In the water distribution system, cold weather can create a risk that is hidden from view: ice accumulation inside water storage tanks. Often, when operators realize they have a problem with ice in their tanks, it is too late—the tank’s interior is damaged or the wall is punctured.
The Municipality of Brockton knew that their 70-foot-tall standpipe in Walkerton, Ontario was thermally stratified in the warm summer months. Not only was there a persistent band of condensation on the outside of the tank, and taste and odor complaints, the team was hit with a blast of hot air whenever they opened the tank hatch. Brockton looked into active mixing to help eliminate the thermal stratification in the tank.
Posttreatment aeration inside water storage tanks can be used as a cost-effective option to strip trihalomethanes from finished water. This paper explores how different design variables affect THM removal rates for diffused aeration and spray aeration systems.
South of Laramie Water and Sewer District in Wyoming was concerned about preventing ice damage in a 300,000-gal pedisphere tank. The utility decided to install a PAX Water Mixer (PWM100) - designed specifically for small tanks - to eliminate ice.
The City of Covina, California struggled to retain residual in a 5MG underground tank.
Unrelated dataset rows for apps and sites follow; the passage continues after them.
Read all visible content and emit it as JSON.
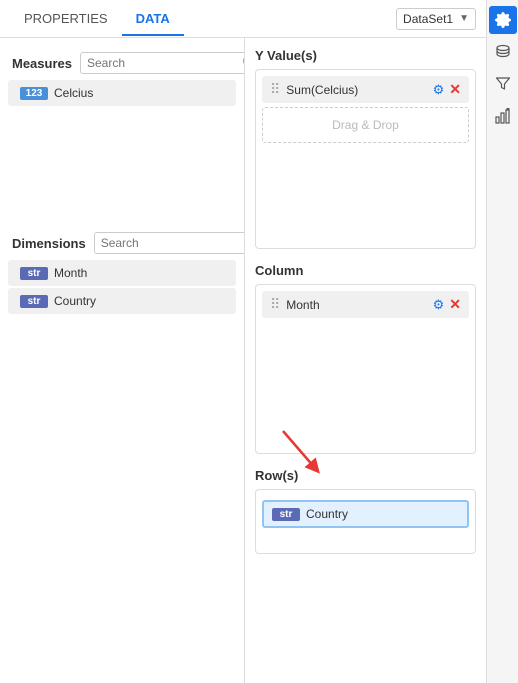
{
  "tabs": {
    "properties_label": "PROPERTIES",
    "data_label": "DATA",
    "active": "DATA"
  },
  "dataset": {
    "label": "DataSet1"
  },
  "left_panel": {
    "measures_title": "Measures",
    "measures_search_placeholder": "Search",
    "measures_fields": [
      {
        "id": "celcius",
        "badge": "123",
        "name": "Celcius"
      }
    ],
    "dimensions_title": "Dimensions",
    "dimensions_search_placeholder": "Search",
    "dimensions_fields": [
      {
        "id": "month",
        "badge": "str",
        "name": "Month"
      },
      {
        "id": "country",
        "badge": "str",
        "name": "Country"
      }
    ]
  },
  "right_panel": {
    "y_values_title": "Y Value(s)",
    "y_values_items": [
      {
        "id": "sum-celcius",
        "name": "Sum(Celcius)"
      }
    ],
    "drag_drop_placeholder": "Drag & Drop",
    "column_title": "Column",
    "column_items": [
      {
        "id": "month",
        "name": "Month"
      }
    ],
    "rows_title": "Row(s)",
    "rows_drop_item": {
      "id": "country",
      "badge": "str",
      "name": "Country"
    }
  },
  "sidebar": {
    "icons": [
      "gear",
      "database",
      "filter",
      "chart-settings"
    ]
  }
}
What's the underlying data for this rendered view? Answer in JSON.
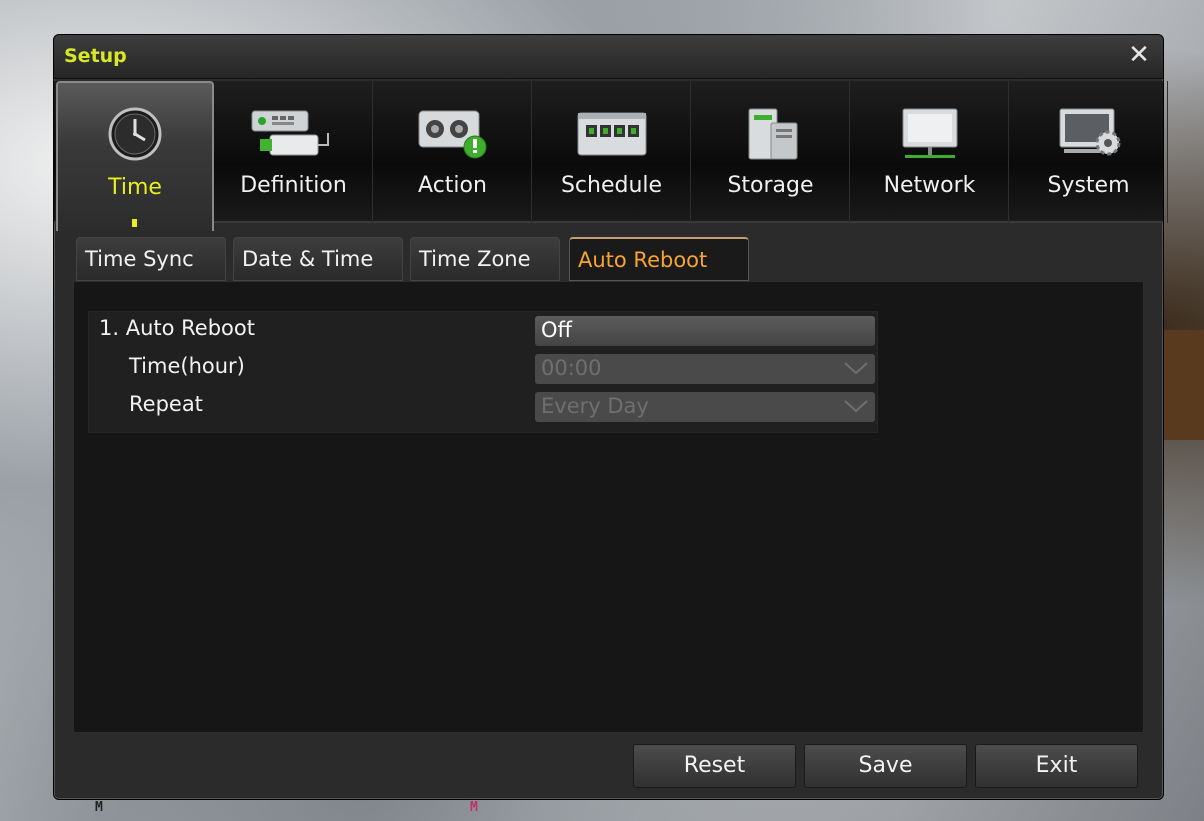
{
  "background": {
    "badges": [
      "M",
      "M"
    ]
  },
  "window": {
    "title": "Setup"
  },
  "menu": {
    "items": [
      {
        "label": "Time",
        "icon": "clock-icon",
        "active": true
      },
      {
        "label": "Definition",
        "icon": "device-definition-icon"
      },
      {
        "label": "Action",
        "icon": "action-alert-icon"
      },
      {
        "label": "Schedule",
        "icon": "calendar-icon"
      },
      {
        "label": "Storage",
        "icon": "storage-icon"
      },
      {
        "label": "Network",
        "icon": "monitor-network-icon"
      },
      {
        "label": "System",
        "icon": "system-gear-icon"
      }
    ]
  },
  "subtabs": {
    "items": [
      {
        "label": "Time Sync"
      },
      {
        "label": "Date & Time"
      },
      {
        "label": "Time Zone"
      },
      {
        "label": "Auto Reboot",
        "active": true
      }
    ]
  },
  "settings": {
    "auto_reboot": {
      "label": "1. Auto Reboot",
      "value": "Off"
    },
    "time_hour": {
      "label": "Time(hour)",
      "value": "00:00"
    },
    "repeat": {
      "label": "Repeat",
      "value": "Every Day"
    }
  },
  "buttons": {
    "reset": "Reset",
    "save": "Save",
    "exit": "Exit"
  },
  "colors": {
    "title": "#d8e826",
    "active_tab": "#e7f01d",
    "active_subtab": "#f7a531"
  }
}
After installing a PAX Water Mixer, Covina was able to eliminate manual dosing in the tank.
Across California and Nevada, implementation of the Stage 2 D/DBP Rule is spurring utilities to explore a range of strategies for improving water quality in their water systems.
Mixing in potable water storage tanks is increasingly recognized as an important factor in improving water quality and protecting tank assets. Thorough mixing eliminates thermal stratification and ensures uniform conditions in tanks, which has been shown to lower overall disinfectant residual demand and reduce the risk of nitrification.
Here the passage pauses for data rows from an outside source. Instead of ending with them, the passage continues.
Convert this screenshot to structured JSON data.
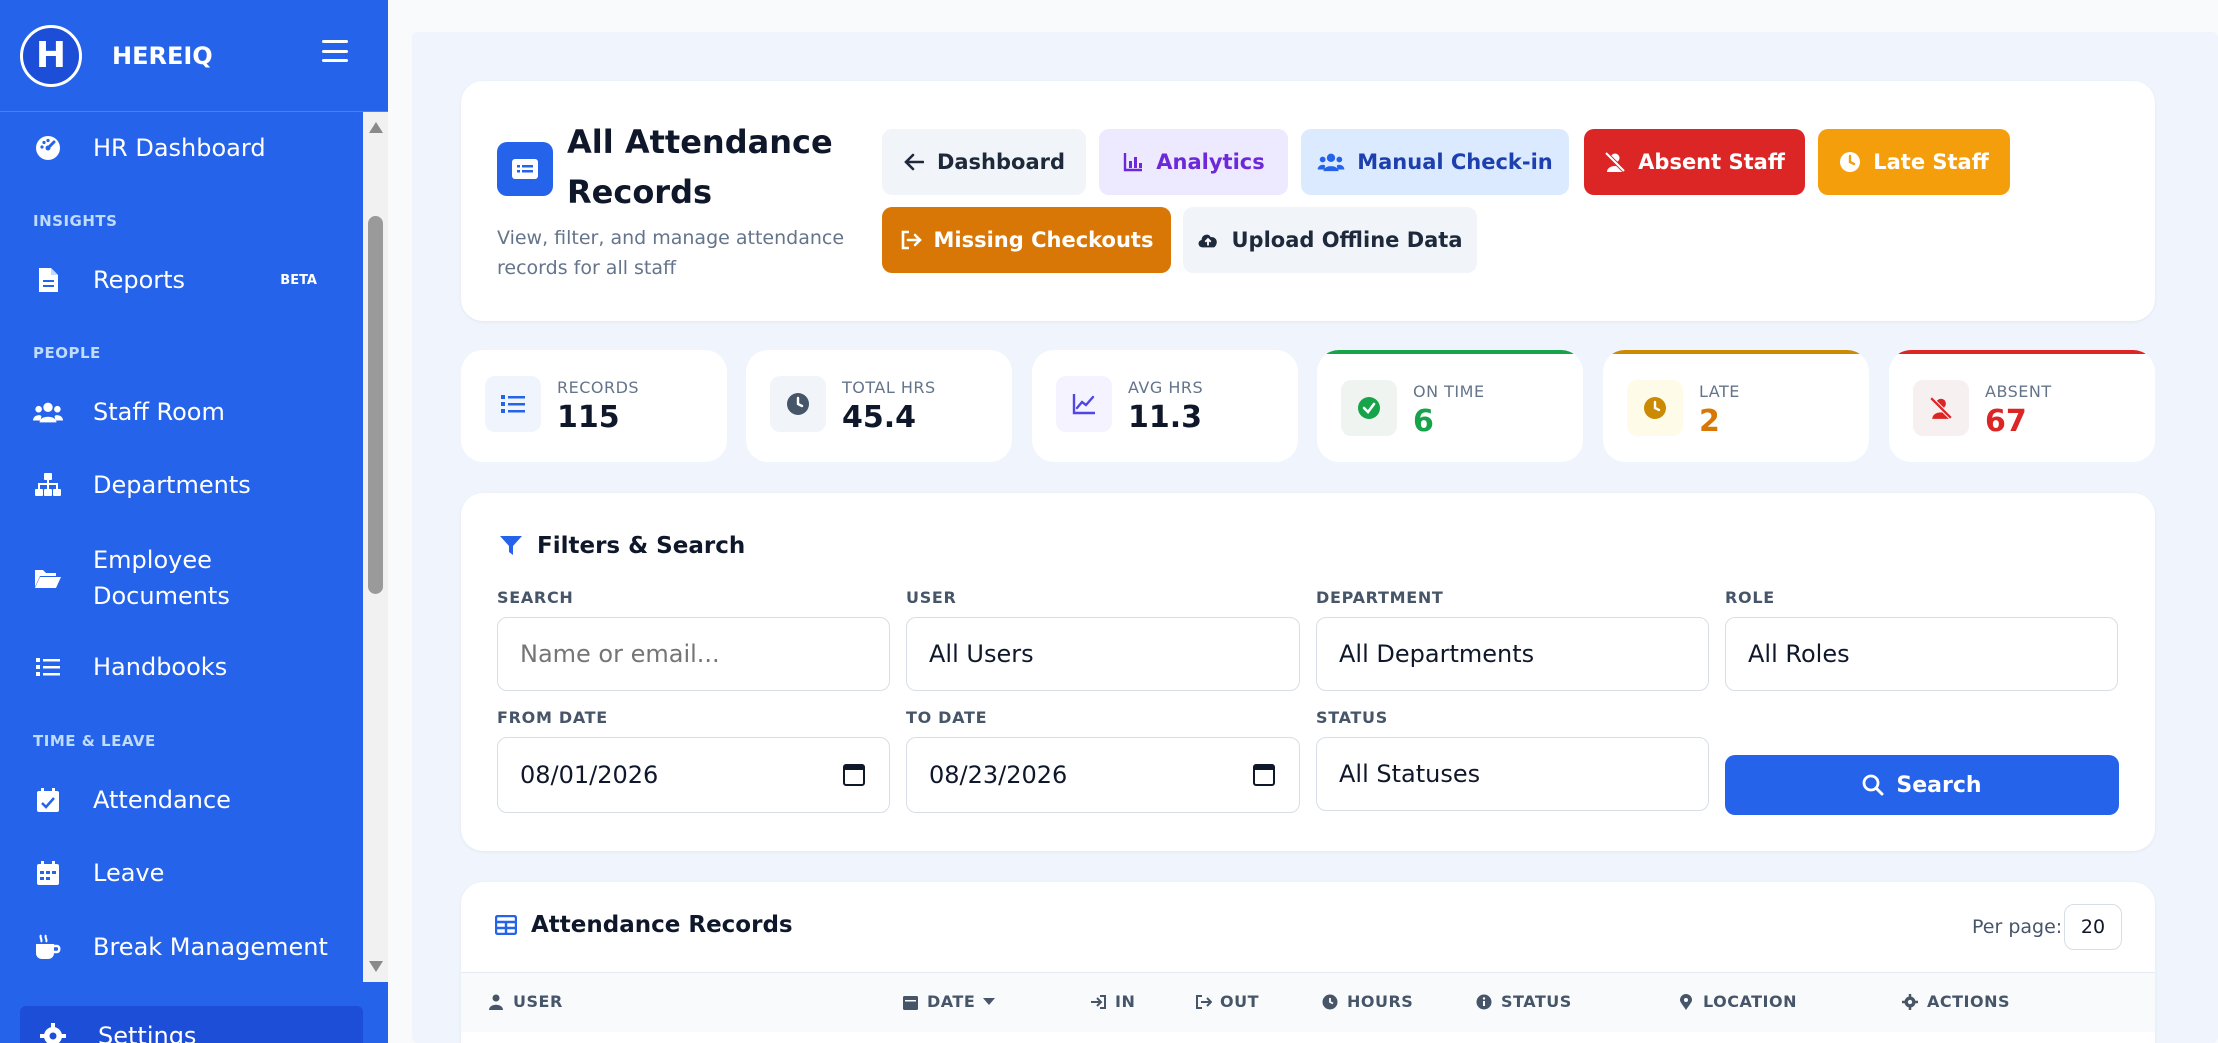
{
  "app": {
    "name": "HEREIQ",
    "logo_letter": "H"
  },
  "sidebar": {
    "items": [
      {
        "label": "HR Dashboard",
        "icon": "gauge-icon"
      },
      {
        "label": "Reports",
        "icon": "file-icon",
        "badge": "BETA"
      },
      {
        "label": "Staff Room",
        "icon": "users-icon"
      },
      {
        "label": "Departments",
        "icon": "sitemap-icon"
      },
      {
        "label": "Employee Documents",
        "icon": "folder-open-icon"
      },
      {
        "label": "Handbooks",
        "icon": "list-icon"
      },
      {
        "label": "Attendance",
        "icon": "calendar-check-icon"
      },
      {
        "label": "Leave",
        "icon": "calendar-icon"
      },
      {
        "label": "Break Management",
        "icon": "coffee-icon"
      },
      {
        "label": "Settings",
        "icon": "gear-icon"
      }
    ],
    "sections": {
      "insights": "INSIGHTS",
      "people": "PEOPLE",
      "time_leave": "TIME & LEAVE"
    }
  },
  "header": {
    "title": "All Attendance Records",
    "subtitle": "View, filter, and manage attendance records for all staff",
    "buttons": {
      "dashboard": "Dashboard",
      "analytics": "Analytics",
      "manual_checkin": "Manual Check-in",
      "absent_staff": "Absent Staff",
      "late_staff": "Late Staff",
      "missing_checkouts": "Missing Checkouts",
      "upload_offline": "Upload Offline Data"
    }
  },
  "stats": [
    {
      "label": "RECORDS",
      "value": "115",
      "color": "#0f172a"
    },
    {
      "label": "TOTAL HRS",
      "value": "45.4",
      "color": "#0f172a"
    },
    {
      "label": "AVG HRS",
      "value": "11.3",
      "color": "#0f172a"
    },
    {
      "label": "ON TIME",
      "value": "6",
      "color": "#16a34a"
    },
    {
      "label": "LATE",
      "value": "2",
      "color": "#d97706"
    },
    {
      "label": "ABSENT",
      "value": "67",
      "color": "#dc2626"
    }
  ],
  "filters": {
    "title": "Filters & Search",
    "search": {
      "label": "SEARCH",
      "placeholder": "Name or email..."
    },
    "user": {
      "label": "USER",
      "value": "All Users"
    },
    "department": {
      "label": "DEPARTMENT",
      "value": "All Departments"
    },
    "role": {
      "label": "ROLE",
      "value": "All Roles"
    },
    "from_date": {
      "label": "FROM DATE",
      "value": "08/01/2026"
    },
    "to_date": {
      "label": "TO DATE",
      "value": "08/23/2026"
    },
    "status": {
      "label": "STATUS",
      "value": "All Statuses"
    },
    "search_button": "Search"
  },
  "records": {
    "title": "Attendance Records",
    "per_page_label": "Per page:",
    "per_page_value": "20",
    "columns": [
      "USER",
      "DATE",
      "IN",
      "OUT",
      "HOURS",
      "STATUS",
      "LOCATION",
      "ACTIONS"
    ]
  },
  "colors": {
    "primary": "#2563eb",
    "analytics_bg": "#ede9fe",
    "analytics_fg": "#6d28d9",
    "checkin_bg": "#dbeafe",
    "checkin_fg": "#1e40af",
    "danger": "#dc2626",
    "warning": "#f59e0b",
    "orange": "#d97706",
    "neutral_btn": "#f1f5f9"
  }
}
Learn about the hidden risks of ice formation inside water storage tanks, traditional approaches for preventing ice damage and new tools for eliminating ice.
With the arrival of the U.S. Environmental Protection Agency's Stage 2 Disinfectants and Disinfection Byproducts Rule in 2006, water utilities began examining options to achieve compliance. Much of the attention has focused on ways of lowering organic matter concentrations at water treatment plants. Fortunately, distribution system O&M strategies often can be implemented quickly and inexpensively.
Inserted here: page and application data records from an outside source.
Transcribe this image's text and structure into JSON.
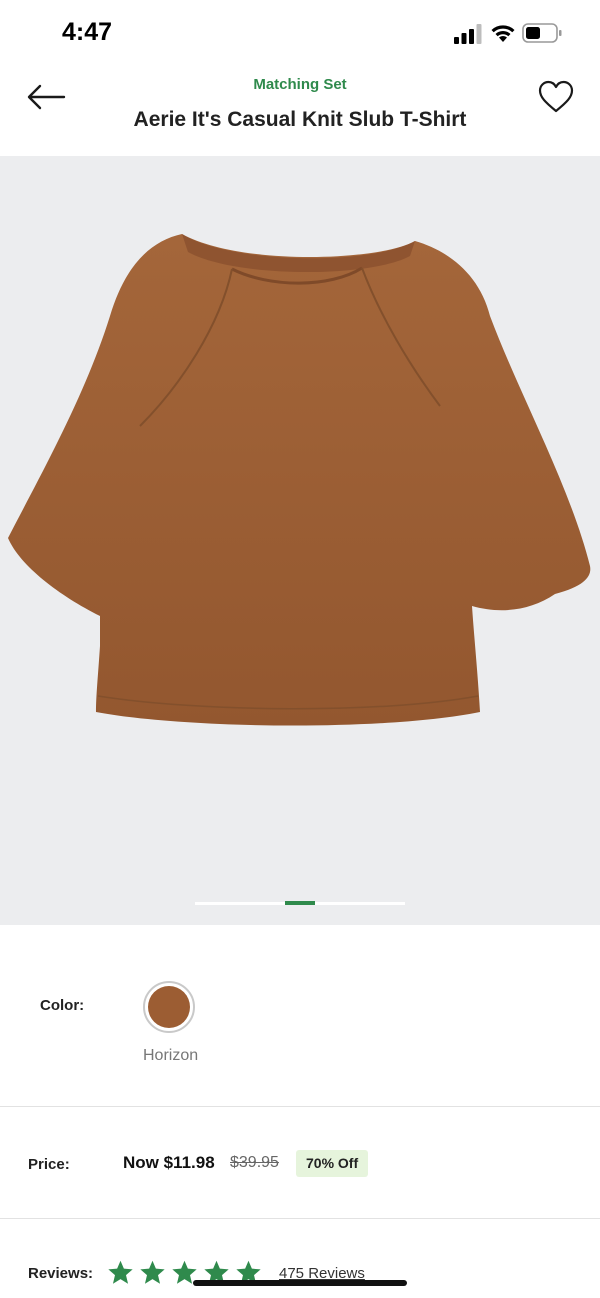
{
  "status_bar": {
    "time": "4:47",
    "icons": [
      "signal-icon",
      "wifi-icon",
      "battery-icon"
    ]
  },
  "header": {
    "subtitle": "Matching Set",
    "title": "Aerie It's Casual Knit Slub T-Shirt",
    "back_icon": "arrow-left-icon",
    "favorite_icon": "heart-outline-icon"
  },
  "gallery": {
    "image": "brown-tshirt-photo",
    "pages": 3,
    "active_page": 2
  },
  "color": {
    "label": "Color:",
    "selected": "Horizon",
    "swatch_color": "#9c5d33"
  },
  "price": {
    "label": "Price:",
    "now": "Now $11.98",
    "was": "$39.95",
    "discount": "70% Off"
  },
  "reviews": {
    "label": "Reviews:",
    "rating": 5,
    "max_rating": 5,
    "link_text": "475 Reviews"
  },
  "colors": {
    "accent": "#2f8a4c",
    "badge_bg": "#e6f4dc",
    "star": "#2f8a4c"
  }
}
Stanly County, in central North Carolina, is typical of many smaller rural water utilities in the U.S. Due to excess capacity in the city water system that supplies the surrounding county, Stanly County receives finished water that is often at or above the Maximum Contaminant Level (MCL) for Total Trihalomethanes (TTHMs). Without a treatment plant of its own, Stanly County is limited to few options for bringing their water into compliance.